[Data records for software interfaces]

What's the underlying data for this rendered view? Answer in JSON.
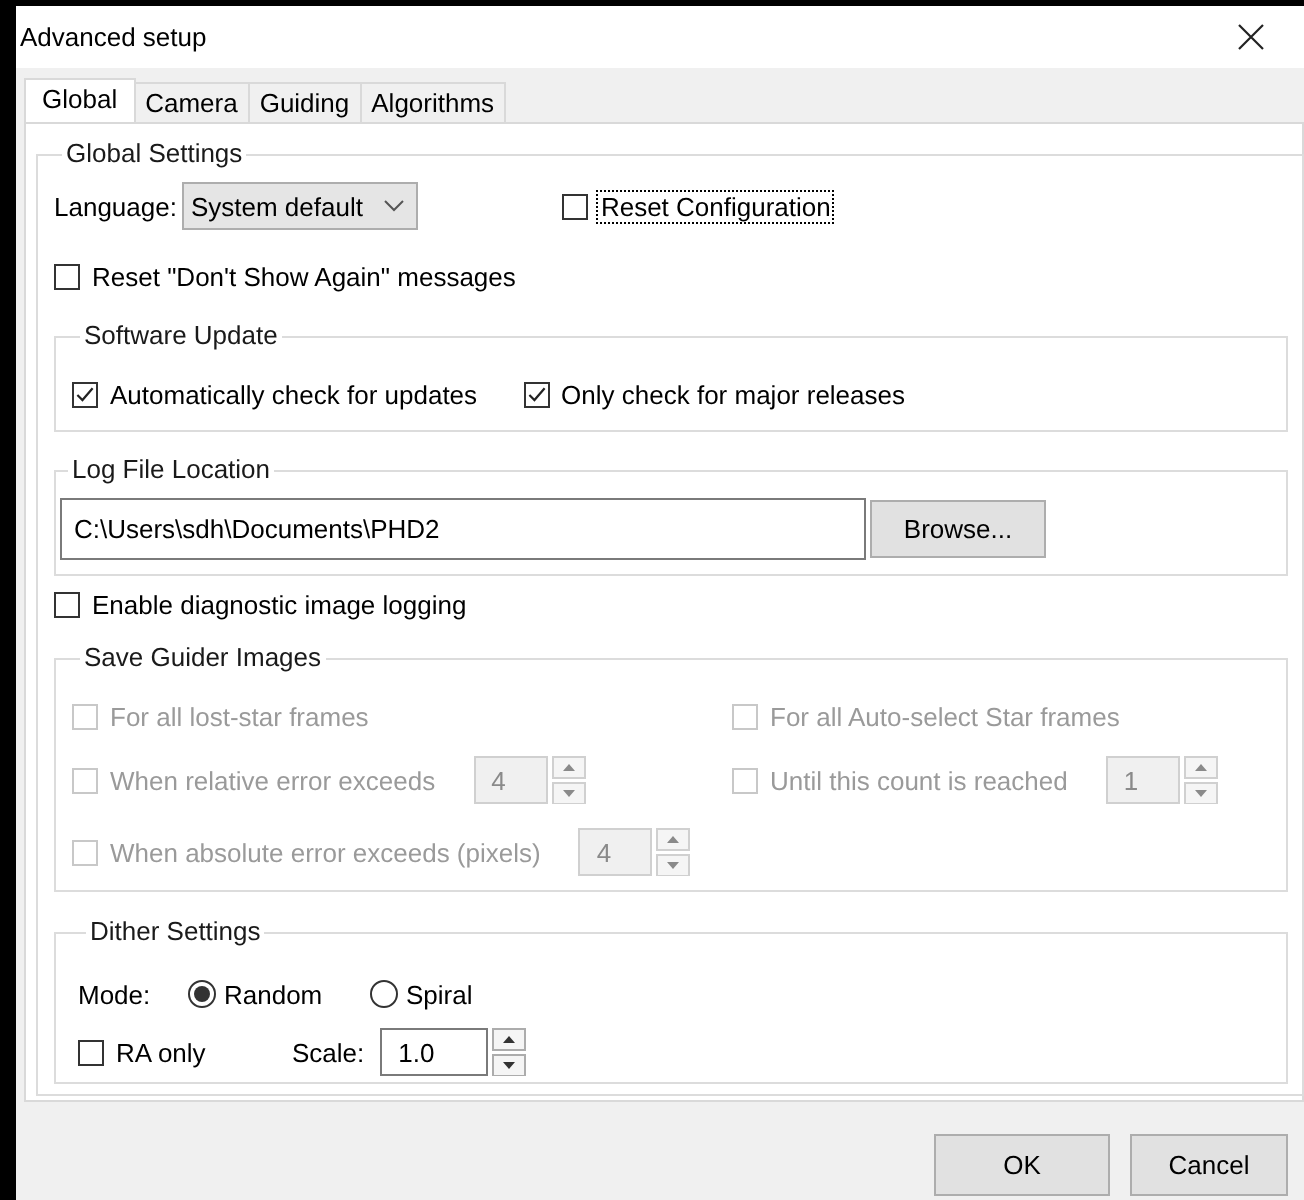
{
  "window": {
    "title": "Advanced setup"
  },
  "tabs": [
    {
      "label": "Global",
      "selected": true
    },
    {
      "label": "Camera",
      "selected": false
    },
    {
      "label": "Guiding",
      "selected": false
    },
    {
      "label": "Algorithms",
      "selected": false
    }
  ],
  "global_settings": {
    "title": "Global Settings",
    "language": {
      "label": "Language:",
      "value": "System default"
    },
    "reset_configuration": {
      "label": "Reset Configuration",
      "checked": false,
      "focused": true
    },
    "reset_dont_show": {
      "label": "Reset \"Don't Show Again\" messages",
      "checked": false
    },
    "software_update": {
      "title": "Software Update",
      "options": [
        {
          "label": "Automatically check for updates",
          "checked": true
        },
        {
          "label": "Only check for major releases",
          "checked": true
        }
      ]
    },
    "log_file": {
      "title": "Log File Location",
      "path": "C:\\Users\\sdh\\Documents\\PHD2",
      "browse": "Browse..."
    },
    "diagnostic_logging": {
      "label": "Enable diagnostic image logging",
      "checked": false
    },
    "save_guider_images": {
      "title": "Save Guider Images",
      "items": [
        {
          "kind": "check",
          "label": "For all lost-star frames",
          "checked": false,
          "disabled": true
        },
        {
          "kind": "check",
          "label": "For all Auto-select Star frames",
          "checked": false,
          "disabled": true
        },
        {
          "kind": "check_spin",
          "label": "When relative error exceeds",
          "checked": false,
          "disabled": true,
          "value": "4"
        },
        {
          "kind": "check_spin",
          "label": "Until this count is reached",
          "checked": false,
          "disabled": true,
          "value": "1"
        },
        {
          "kind": "check_spin",
          "label": "When absolute error exceeds (pixels)",
          "checked": false,
          "disabled": true,
          "value": "4"
        }
      ]
    },
    "dither": {
      "title": "Dither Settings",
      "mode_label": "Mode:",
      "modes": [
        {
          "label": "Random",
          "selected": true
        },
        {
          "label": "Spiral",
          "selected": false
        }
      ],
      "ra_only": {
        "label": "RA only",
        "checked": false
      },
      "scale": {
        "label": "Scale:",
        "value": "1.0"
      }
    }
  },
  "buttons": [
    "OK",
    "Cancel"
  ]
}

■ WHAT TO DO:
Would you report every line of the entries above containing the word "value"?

■ TASK ANSWER:
      "value": "System default"
          "value": "4"
          "value": "1"
          "value": "4"
        "value": "1.0"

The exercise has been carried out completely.